__Your goal__: Find the lines below that contain the string "folder". Copy each one.
• • • •
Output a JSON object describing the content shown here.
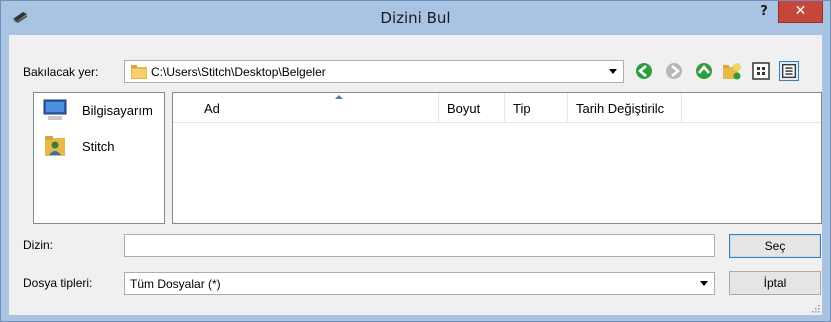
{
  "window": {
    "title": "Dizini Bul",
    "help_label": "?",
    "close_label": "✕"
  },
  "lookin": {
    "label": "Bakılacak yer:",
    "path": "C:\\Users\\Stitch\\Desktop\\Belgeler"
  },
  "toolbar": {
    "icons": [
      "back-icon",
      "forward-icon",
      "up-folder-icon",
      "new-folder-icon",
      "view-icons-icon",
      "view-details-icon"
    ]
  },
  "places": [
    {
      "label": "Bilgisayarım",
      "icon": "computer-icon"
    },
    {
      "label": "Stitch",
      "icon": "user-folder-icon"
    }
  ],
  "filelist": {
    "columns": [
      "Ad",
      "Boyut",
      "Tip",
      "Tarih Değiştirilc"
    ]
  },
  "directory": {
    "label": "Dizin:",
    "value": "",
    "select_button": "Seç"
  },
  "filetypes": {
    "label": "Dosya tipleri:",
    "selected": "Tüm Dosyalar (*)",
    "cancel_button": "İptal"
  },
  "colors": {
    "titlebar": "#a9c3e3",
    "close": "#c7463c",
    "nav_green": "#2f9e3a"
  }
}
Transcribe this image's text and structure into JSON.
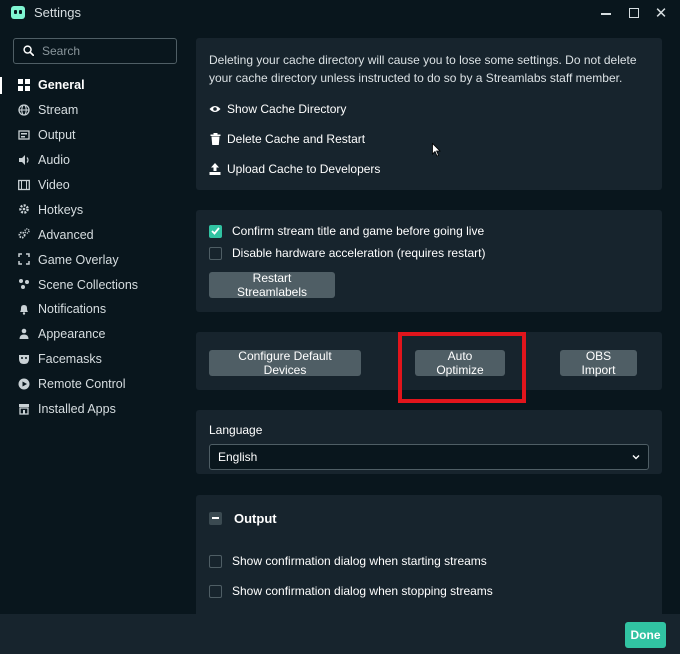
{
  "window": {
    "title": "Settings"
  },
  "sidebar": {
    "search_placeholder": "Search",
    "items": [
      {
        "label": "General",
        "icon": "grid-icon",
        "active": true
      },
      {
        "label": "Stream",
        "icon": "globe-icon"
      },
      {
        "label": "Output",
        "icon": "output-icon"
      },
      {
        "label": "Audio",
        "icon": "speaker-icon"
      },
      {
        "label": "Video",
        "icon": "film-icon"
      },
      {
        "label": "Hotkeys",
        "icon": "gear-icon"
      },
      {
        "label": "Advanced",
        "icon": "cogs-icon"
      },
      {
        "label": "Game Overlay",
        "icon": "overlay-icon"
      },
      {
        "label": "Scene Collections",
        "icon": "collections-icon"
      },
      {
        "label": "Notifications",
        "icon": "bell-icon"
      },
      {
        "label": "Appearance",
        "icon": "person-icon"
      },
      {
        "label": "Facemasks",
        "icon": "mask-icon"
      },
      {
        "label": "Remote Control",
        "icon": "play-circle-icon"
      },
      {
        "label": "Installed Apps",
        "icon": "store-icon"
      }
    ]
  },
  "cache": {
    "description": "Deleting your cache directory will cause you to lose some settings. Do not delete your cache directory unless instructed to do so by a Streamlabs staff member.",
    "show_label": "Show Cache Directory",
    "delete_label": "Delete Cache and Restart",
    "upload_label": "Upload Cache to Developers"
  },
  "general": {
    "confirm_title_label": "Confirm stream title and game before going live",
    "confirm_title_checked": true,
    "disable_hw_label": "Disable hardware acceleration (requires restart)",
    "disable_hw_checked": false,
    "restart_label": "Restart Streamlabels"
  },
  "devices": {
    "configure_label": "Configure Default Devices",
    "auto_optimize_label": "Auto Optimize",
    "obs_import_label": "OBS Import"
  },
  "language": {
    "label": "Language",
    "selected": "English"
  },
  "output": {
    "title": "Output",
    "start_confirm_label": "Show confirmation dialog when starting streams",
    "stop_confirm_label": "Show confirmation dialog when stopping streams"
  },
  "footer": {
    "done_label": "Done"
  },
  "colors": {
    "accent": "#31c3a2",
    "highlight": "#e1151c",
    "background": "#09161d",
    "card": "#17242d",
    "button": "#4f5e65"
  }
}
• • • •
__Answer space__:
      "up-folder-icon",
      "new-folder-icon",
      "icon": "user-folder-icon"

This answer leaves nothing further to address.